- [Exercise objective] Your answer should repeat every record verbatim.

- [Data records]
※

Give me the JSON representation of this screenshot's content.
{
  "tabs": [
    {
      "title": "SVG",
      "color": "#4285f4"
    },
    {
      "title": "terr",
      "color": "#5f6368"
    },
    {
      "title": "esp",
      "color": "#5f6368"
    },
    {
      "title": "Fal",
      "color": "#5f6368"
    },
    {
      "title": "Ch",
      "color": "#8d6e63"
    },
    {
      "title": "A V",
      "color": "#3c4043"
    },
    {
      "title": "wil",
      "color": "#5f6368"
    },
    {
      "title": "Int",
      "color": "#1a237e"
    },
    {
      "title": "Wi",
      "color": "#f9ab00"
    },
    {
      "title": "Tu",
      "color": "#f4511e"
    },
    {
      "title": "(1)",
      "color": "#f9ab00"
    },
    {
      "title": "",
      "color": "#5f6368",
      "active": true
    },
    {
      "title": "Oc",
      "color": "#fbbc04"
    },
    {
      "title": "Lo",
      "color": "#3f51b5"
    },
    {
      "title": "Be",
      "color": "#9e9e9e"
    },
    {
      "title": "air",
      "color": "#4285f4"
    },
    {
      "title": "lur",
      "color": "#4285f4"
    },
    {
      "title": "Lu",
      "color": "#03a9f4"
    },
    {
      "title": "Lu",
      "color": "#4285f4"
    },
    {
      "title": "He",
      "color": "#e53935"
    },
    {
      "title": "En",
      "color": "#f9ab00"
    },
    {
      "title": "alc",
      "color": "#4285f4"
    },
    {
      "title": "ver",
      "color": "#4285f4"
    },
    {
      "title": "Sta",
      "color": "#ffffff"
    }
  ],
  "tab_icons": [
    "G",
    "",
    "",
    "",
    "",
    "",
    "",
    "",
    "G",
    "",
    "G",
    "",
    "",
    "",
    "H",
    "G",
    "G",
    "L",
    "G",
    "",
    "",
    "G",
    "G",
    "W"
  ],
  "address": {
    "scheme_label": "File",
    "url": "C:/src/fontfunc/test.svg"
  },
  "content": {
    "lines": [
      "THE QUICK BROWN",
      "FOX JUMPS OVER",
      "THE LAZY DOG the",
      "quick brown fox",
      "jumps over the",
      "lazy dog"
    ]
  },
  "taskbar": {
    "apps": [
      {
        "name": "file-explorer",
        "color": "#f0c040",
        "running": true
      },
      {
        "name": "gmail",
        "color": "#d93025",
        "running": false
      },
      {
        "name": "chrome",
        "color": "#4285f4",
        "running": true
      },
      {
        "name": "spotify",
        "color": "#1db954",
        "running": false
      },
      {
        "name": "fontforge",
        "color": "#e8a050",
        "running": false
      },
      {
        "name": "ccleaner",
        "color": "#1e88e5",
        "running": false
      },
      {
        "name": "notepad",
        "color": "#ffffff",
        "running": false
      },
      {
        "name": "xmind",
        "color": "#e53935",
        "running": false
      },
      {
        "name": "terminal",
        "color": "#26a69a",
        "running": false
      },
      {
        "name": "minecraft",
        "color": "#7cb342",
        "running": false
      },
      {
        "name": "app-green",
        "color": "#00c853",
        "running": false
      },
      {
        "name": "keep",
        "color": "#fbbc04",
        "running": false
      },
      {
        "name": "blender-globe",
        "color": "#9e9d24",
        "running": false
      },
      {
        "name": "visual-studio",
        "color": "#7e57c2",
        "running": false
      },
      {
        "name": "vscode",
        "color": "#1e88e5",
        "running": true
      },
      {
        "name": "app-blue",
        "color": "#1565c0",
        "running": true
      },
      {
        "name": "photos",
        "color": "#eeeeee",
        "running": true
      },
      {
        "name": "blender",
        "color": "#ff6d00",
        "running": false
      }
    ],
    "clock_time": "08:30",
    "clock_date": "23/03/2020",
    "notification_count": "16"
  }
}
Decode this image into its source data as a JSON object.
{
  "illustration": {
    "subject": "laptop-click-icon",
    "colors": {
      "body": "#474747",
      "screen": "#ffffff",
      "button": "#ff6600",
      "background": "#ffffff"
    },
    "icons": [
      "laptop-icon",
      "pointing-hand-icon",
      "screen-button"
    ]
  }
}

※

- [Solution to the problem]
Give me the JSON representation of this screenshot's content.
{
  "tabs": [
    {
      "title": "SVG",
      "color": "#4285f4"
    },
    {
      "title": "terr",
      "color": "#5f6368"
    },
    {
      "title": "esp",
      "color": "#5f6368"
    },
    {
      "title": "Fal",
      "color": "#5f6368"
    },
    {
      "title": "Ch",
      "color": "#8d6e63"
    },
    {
      "title": "A V",
      "color": "#3c4043"
    },
    {
      "title": "wil",
      "color": "#5f6368"
    },
    {
      "title": "Int",
      "color": "#1a237e"
    },
    {
      "title": "Wi",
      "color": "#f9ab00"
    },
    {
      "title": "Tu",
      "color": "#f4511e"
    },
    {
      "title": "(1)",
      "color": "#f9ab00"
    },
    {
      "title": "",
      "color": "#5f6368",
      "active": true
    },
    {
      "title": "Oc",
      "color": "#fbbc04"
    },
    {
      "title": "Lo",
      "color": "#3f51b5"
    },
    {
      "title": "Be",
      "color": "#9e9e9e"
    },
    {
      "title": "air",
      "color": "#4285f4"
    },
    {
      "title": "lur",
      "color": "#4285f4"
    },
    {
      "title": "Lu",
      "color": "#03a9f4"
    },
    {
      "title": "Lu",
      "color": "#4285f4"
    },
    {
      "title": "He",
      "color": "#e53935"
    },
    {
      "title": "En",
      "color": "#f9ab00"
    },
    {
      "title": "alc",
      "color": "#4285f4"
    },
    {
      "title": "ver",
      "color": "#4285f4"
    },
    {
      "title": "Sta",
      "color": "#ffffff"
    }
  ],
  "tab_icons": [
    "G",
    "",
    "",
    "",
    "",
    "",
    "",
    "",
    "G",
    "",
    "G",
    "",
    "",
    "",
    "H",
    "G",
    "G",
    "L",
    "G",
    "",
    "",
    "G",
    "G",
    "W"
  ],
  "address": {
    "scheme_label": "File",
    "url": "C:/src/fontfunc/test.svg"
  },
  "content": {
    "lines": [
      "THE QUICK BROWN",
      "FOX JUMPS OVER",
      "THE LAZY DOG the",
      "quick brown fox",
      "jumps over the",
      "lazy dog"
    ]
  },
  "taskbar": {
    "apps": [
      {
        "name": "file-explorer",
        "color": "#f0c040",
        "running": true
      },
      {
        "name": "gmail",
        "color": "#d93025",
        "running": false
      },
      {
        "name": "chrome",
        "color": "#4285f4",
        "running": true
      },
      {
        "name": "spotify",
        "color": "#1db954",
        "running": false
      },
      {
        "name": "fontforge",
        "color": "#e8a050",
        "running": false
      },
      {
        "name": "ccleaner",
        "color": "#1e88e5",
        "running": false
      },
      {
        "name": "notepad",
        "color": "#ffffff",
        "running": false
      },
      {
        "name": "xmind",
        "color": "#e53935",
        "running": false
      },
      {
        "name": "terminal",
        "color": "#26a69a",
        "running": false
      },
      {
        "name": "minecraft",
        "color": "#7cb342",
        "running": false
      },
      {
        "name": "app-green",
        "color": "#00c853",
        "running": false
      },
      {
        "name": "keep",
        "color": "#fbbc04",
        "running": false
      },
      {
        "name": "blender-globe",
        "color": "#9e9d24",
        "running": false
      },
      {
        "name": "visual-studio",
        "color": "#7e57c2",
        "running": false
      },
      {
        "name": "vscode",
        "color": "#1e88e5",
        "running": true
      },
      {
        "name": "app-blue",
        "color": "#1565c0",
        "running": true
      },
      {
        "name": "photos",
        "color": "#eeeeee",
        "running": true
      },
      {
        "name": "blender",
        "color": "#ff6d00",
        "running": false
      }
    ],
    "clock_time": "08:30",
    "clock_date": "23/03/2020",
    "notification_count": "16"
  }
}
Decode this image into its source data as a JSON object.
{
  "illustration": {
    "subject": "laptop-click-icon",
    "colors": {
      "body": "#474747",
      "screen": "#ffffff",
      "button": "#ff6600",
      "background": "#ffffff"
    },
    "icons": [
      "laptop-icon",
      "pointing-hand-icon",
      "screen-button"
    ]
  }
}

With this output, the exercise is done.